PROBLEM REQUIREMENTS: Lines from the entries below that hold "Save" form the answer; copy all of them.
┌─ INFORMATION GIVEN
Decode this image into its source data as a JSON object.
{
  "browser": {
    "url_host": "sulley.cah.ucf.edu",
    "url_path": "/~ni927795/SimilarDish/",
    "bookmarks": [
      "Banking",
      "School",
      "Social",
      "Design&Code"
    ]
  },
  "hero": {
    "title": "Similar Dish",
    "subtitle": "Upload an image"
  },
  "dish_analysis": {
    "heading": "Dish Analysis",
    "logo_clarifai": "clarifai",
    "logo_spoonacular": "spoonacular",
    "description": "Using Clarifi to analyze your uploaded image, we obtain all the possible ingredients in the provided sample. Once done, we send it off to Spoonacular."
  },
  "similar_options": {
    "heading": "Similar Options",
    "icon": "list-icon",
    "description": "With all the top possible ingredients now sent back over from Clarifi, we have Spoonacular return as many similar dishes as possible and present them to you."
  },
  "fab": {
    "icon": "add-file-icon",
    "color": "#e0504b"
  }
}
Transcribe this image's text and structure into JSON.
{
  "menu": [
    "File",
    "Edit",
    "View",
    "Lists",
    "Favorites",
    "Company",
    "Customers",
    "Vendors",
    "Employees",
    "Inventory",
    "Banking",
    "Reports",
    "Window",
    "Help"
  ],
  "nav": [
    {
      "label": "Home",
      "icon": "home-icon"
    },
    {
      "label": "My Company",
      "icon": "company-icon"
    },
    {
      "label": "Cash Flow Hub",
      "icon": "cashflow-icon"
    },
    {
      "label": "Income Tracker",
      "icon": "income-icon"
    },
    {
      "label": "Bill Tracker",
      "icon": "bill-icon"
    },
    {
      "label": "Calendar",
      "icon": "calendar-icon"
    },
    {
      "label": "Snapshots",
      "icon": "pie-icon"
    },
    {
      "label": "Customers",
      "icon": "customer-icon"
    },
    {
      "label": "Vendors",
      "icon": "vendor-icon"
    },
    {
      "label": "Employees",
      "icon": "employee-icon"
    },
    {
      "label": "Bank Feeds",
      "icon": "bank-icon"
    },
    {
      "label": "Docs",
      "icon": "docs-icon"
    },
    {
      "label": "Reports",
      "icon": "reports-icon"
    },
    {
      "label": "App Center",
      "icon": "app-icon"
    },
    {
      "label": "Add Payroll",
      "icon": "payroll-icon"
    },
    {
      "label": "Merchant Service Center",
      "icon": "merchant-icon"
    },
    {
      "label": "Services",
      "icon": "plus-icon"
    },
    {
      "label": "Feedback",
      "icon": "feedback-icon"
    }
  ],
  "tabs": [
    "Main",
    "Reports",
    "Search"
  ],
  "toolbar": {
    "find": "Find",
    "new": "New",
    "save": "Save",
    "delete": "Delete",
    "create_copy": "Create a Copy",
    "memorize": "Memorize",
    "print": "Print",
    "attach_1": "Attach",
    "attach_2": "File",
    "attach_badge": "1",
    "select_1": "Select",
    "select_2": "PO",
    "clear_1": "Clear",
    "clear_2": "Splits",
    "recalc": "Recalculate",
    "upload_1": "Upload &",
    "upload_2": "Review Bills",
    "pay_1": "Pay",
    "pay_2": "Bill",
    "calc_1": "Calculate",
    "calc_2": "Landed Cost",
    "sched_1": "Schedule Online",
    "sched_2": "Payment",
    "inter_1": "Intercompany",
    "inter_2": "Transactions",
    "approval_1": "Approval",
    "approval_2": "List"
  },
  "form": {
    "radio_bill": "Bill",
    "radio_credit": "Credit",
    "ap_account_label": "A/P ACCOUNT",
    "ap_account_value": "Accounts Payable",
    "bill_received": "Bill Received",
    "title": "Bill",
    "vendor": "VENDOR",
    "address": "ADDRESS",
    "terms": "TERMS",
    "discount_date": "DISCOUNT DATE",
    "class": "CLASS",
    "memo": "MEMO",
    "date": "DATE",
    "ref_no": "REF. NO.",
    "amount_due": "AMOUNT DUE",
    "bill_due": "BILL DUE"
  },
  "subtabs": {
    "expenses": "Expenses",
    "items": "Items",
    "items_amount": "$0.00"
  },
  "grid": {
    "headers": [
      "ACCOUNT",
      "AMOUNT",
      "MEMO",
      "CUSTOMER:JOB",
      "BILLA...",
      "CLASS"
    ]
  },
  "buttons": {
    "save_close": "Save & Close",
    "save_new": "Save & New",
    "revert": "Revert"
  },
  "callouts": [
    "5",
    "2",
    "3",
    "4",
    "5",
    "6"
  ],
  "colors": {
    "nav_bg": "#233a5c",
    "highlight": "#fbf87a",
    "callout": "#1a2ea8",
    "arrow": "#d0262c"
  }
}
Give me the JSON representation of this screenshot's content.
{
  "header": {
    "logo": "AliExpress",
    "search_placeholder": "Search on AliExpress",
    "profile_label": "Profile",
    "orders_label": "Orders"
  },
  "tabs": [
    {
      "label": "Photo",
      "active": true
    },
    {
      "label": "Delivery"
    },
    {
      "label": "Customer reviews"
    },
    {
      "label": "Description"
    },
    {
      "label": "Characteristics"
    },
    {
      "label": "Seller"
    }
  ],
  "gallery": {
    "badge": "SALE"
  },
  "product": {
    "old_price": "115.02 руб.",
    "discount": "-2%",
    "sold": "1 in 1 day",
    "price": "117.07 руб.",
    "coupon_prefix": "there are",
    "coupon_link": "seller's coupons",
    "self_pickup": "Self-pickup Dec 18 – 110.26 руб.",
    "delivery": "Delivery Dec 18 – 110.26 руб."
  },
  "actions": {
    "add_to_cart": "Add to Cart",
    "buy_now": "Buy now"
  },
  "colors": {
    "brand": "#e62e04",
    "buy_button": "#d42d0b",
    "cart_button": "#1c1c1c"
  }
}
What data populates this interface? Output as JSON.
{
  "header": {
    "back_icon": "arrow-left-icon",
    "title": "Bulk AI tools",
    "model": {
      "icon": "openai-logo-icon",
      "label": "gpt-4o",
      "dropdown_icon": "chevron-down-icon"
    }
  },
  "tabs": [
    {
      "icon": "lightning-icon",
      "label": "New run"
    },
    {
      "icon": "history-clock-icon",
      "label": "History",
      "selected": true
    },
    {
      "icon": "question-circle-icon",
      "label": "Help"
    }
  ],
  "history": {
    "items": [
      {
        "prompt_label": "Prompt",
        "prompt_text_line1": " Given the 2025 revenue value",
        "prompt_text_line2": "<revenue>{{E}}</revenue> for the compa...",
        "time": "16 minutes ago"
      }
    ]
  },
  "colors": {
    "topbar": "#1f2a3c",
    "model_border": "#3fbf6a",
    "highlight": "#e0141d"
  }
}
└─
ANSWER AREA:
    "save": "Save",
    "save_close": "Save & Close",
    "save_new": "Save & New",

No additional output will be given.